Gay rights activists in Minnesota and across the country welcomed Target’s willingness to add its name to a legal defense of gay marriage.
“Today Target joins a growing chorus of Americans and businesses that know these bans on marriage equality serve no purpose other than to harm families,” said Chad Griffin, president of the Human Rights Campaign, the nation’s largest gay rights lobbying group. “Discrimination should have no place in our society, much less our laws.”
Phil Duran, legal director of OutFront Minnesota, which worked hard to defeat the state’s referendum to ban gay marriage, called Target “a powerful voice.”
A spokeswoman for the Minnesota Family Council, which led the charge against gay marriage in the state, predicted that the move will backfire.
“This is a very risky business decision and ultimately the wrong one because it is families that shop at Target,” Autumn Leva said. “People in Minnesota are still deeply divided on this issue.”
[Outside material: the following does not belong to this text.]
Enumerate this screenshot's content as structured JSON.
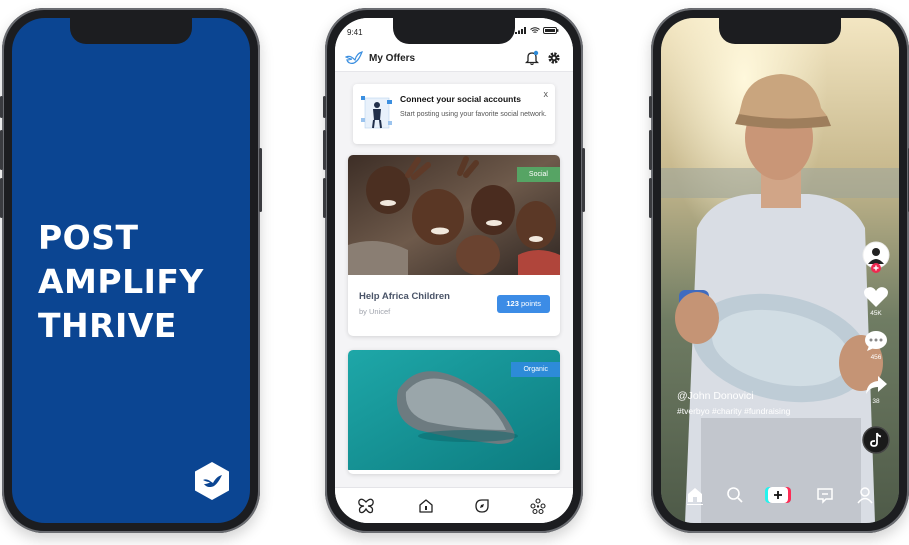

A Star Tribune Minnesota poll last year found that 46 percent of Minnesotans supported legislators’ efforts to legalize same-sex marriage but that 44 percent were opposed. Another 10 percent were undecided.
Gay marriage has been a source of controversy for some of the state’s major corporate players since Target, Best Buy and 3M donated hundreds of thousands of dollars to an organization that supported Republican Tom Emmer in the 2010 Minnesota governor’s race. Emmer is a vocal opponent of gay marriage.
While all three companies said their donations were meant to favor pro-business candidates, Target suffered much more than the other two as gay rights activists singled out the company for harsh criticism and boycott threats.
Since then, Target, which has long offered benefits to same-sex partners of employees, has worked its way back into the good graces of the lesbian, gay, bisexual and transgender community. Target scored a perfect 100 in the Human Rights Campaign 2014 Corporate Equality Index.
Even so, while hundreds of companies signed on to legal briefs asking the U.S. Supreme Court to overturn a federal gay marriage ban in a case heard in 2014, Target did not. The company had not publicly backed legal protections of same-sex marriage until Tuesday.
The case Target chose for its endorsement of same-sex marriage rights is set for an Aug. 26 hearing in the Seventh U.S. Circuit Court of Appeals. The case combines legal actions involving Wisconsin and Indiana. Federal district judges overturned gay marriage bans in both states, and state officials appealed.
The brief that Target said it had signed was scheduled to be filed Tuesday afternoon, a few hours after the company announced its position. The company did not make a copy of the brief available. Kozlak did not discuss details of the filing in her blog post.
She wrote that “current laws — in places like Wisconsin and Indiana that are addressed in this brief — make it difficult to attract and retain talent. These disparate laws also create confusing and complicated benefits challenges across multiple states.”
Jim Spencer • 202-383-6123